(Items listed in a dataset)
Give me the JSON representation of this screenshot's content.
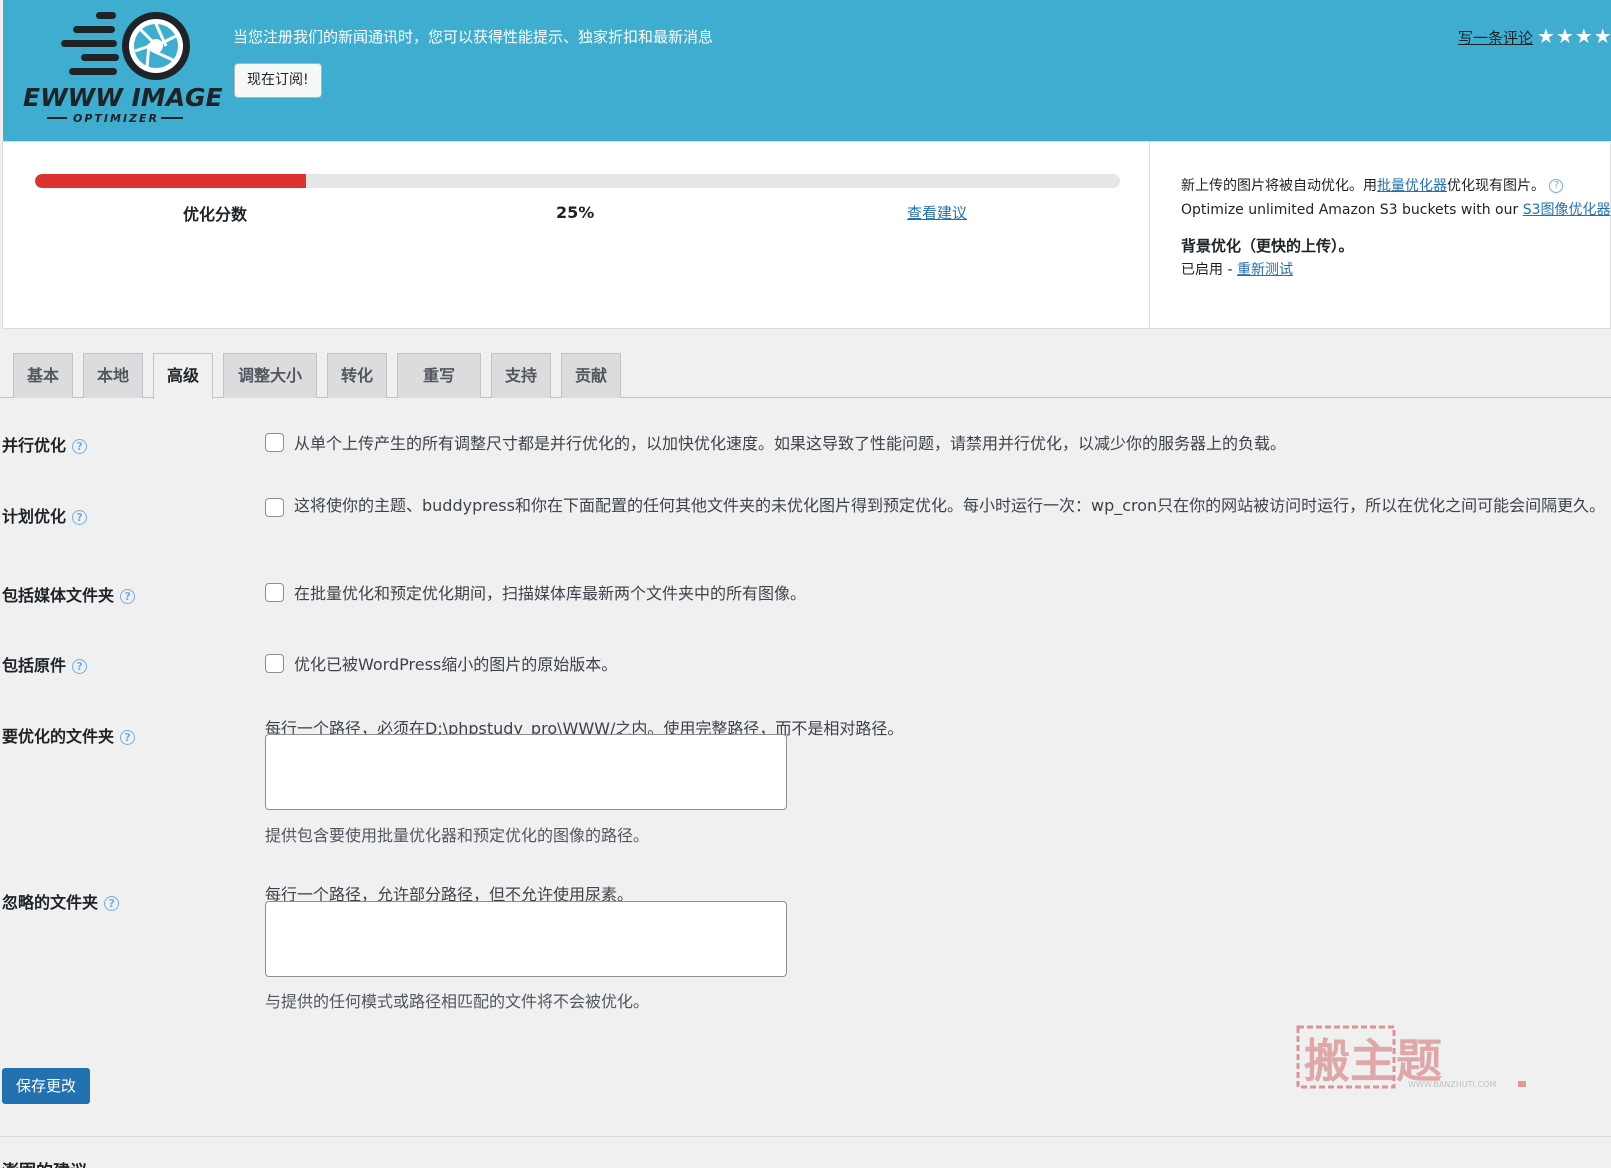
{
  "banner": {
    "logo_text": "EWWW IMAGE",
    "logo_subtext": "OPTIMIZER",
    "newsletter_text": "当您注册我们的新闻通讯时，您可以获得性能提示、独家折扣和最新消息",
    "subscribe_label": "现在订阅!",
    "review_link": "写一条评论",
    "review_stars": "★★★★",
    "bg_color": "#3eadcf"
  },
  "score": {
    "label": "优化分数",
    "percent_text": "25%",
    "percent_value": 25,
    "view_link": "查看建议",
    "fill_color": "#dc3232"
  },
  "side": {
    "line1_prefix": "新上传的图片将被自动优化。用",
    "line1_link": "批量优化器",
    "line1_suffix": "优化现有图片。",
    "line2_prefix": "Optimize unlimited Amazon S3 buckets with our",
    "line2_link": "S3图像优化器",
    "bg_title": "背景优化（更快的上传）。",
    "bg_status": "已启用 -",
    "bg_link": "重新测试"
  },
  "tabs": [
    {
      "label": "基本",
      "active": false
    },
    {
      "label": "本地",
      "active": false
    },
    {
      "label": "高级",
      "active": true
    },
    {
      "label": "调整大小",
      "active": false
    },
    {
      "label": "转化",
      "active": false
    },
    {
      "label": "重写",
      "active": false
    },
    {
      "label": "支持",
      "active": false
    },
    {
      "label": "贡献",
      "active": false
    }
  ],
  "rows": {
    "parallel": {
      "label": "并行优化",
      "text": "从单个上传产生的所有调整尺寸都是并行优化的，以加快优化速度。如果这导致了性能问题，请禁用并行优化，以减少你的服务器上的负载。"
    },
    "scheduled": {
      "label": "计划优化",
      "text": "这将使你的主题、buddypress和你在下面配置的任何其他文件夹的未优化图片得到预定优化。每小时运行一次：wp_cron只在你的网站被访问时运行，所以在优化之间可能会间隔更久。"
    },
    "media_folders": {
      "label": "包括媒体文件夹",
      "text": "在批量优化和预定优化期间，扫描媒体库最新两个文件夹中的所有图像。"
    },
    "originals": {
      "label": "包括原件",
      "text": "优化已被WordPress缩小的图片的原始版本。"
    },
    "folders_to_optimize": {
      "label": "要优化的文件夹",
      "top_text": "每行一个路径，必须在D:\\phpstudy_pro\\WWW/之内。使用完整路径，而不是相对路径。",
      "hint": "提供包含要使用批量优化器和预定优化的图像的路径。",
      "value": ""
    },
    "ignored_folders": {
      "label": "忽略的文件夹",
      "top_text": "每行一个路径，允许部分路径，但不允许使用尿素。",
      "hint": "与提供的任何模式或路径相匹配的文件将不会被优化。",
      "value": ""
    }
  },
  "save_label": "保存更改",
  "bottom_heading": "澎围的建议",
  "watermark": {
    "main": "搬主题",
    "url": "WWW.BANZHUTI.COM"
  }
}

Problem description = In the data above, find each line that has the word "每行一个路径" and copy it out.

Answer to this task =
      "top_text": "每行一个路径，必须在D:\\phpstudy_pro\\WWW/之内。使用完整路径，而不是相对路径。",
      "top_text": "每行一个路径，允许部分路径，但不允许使用尿素。",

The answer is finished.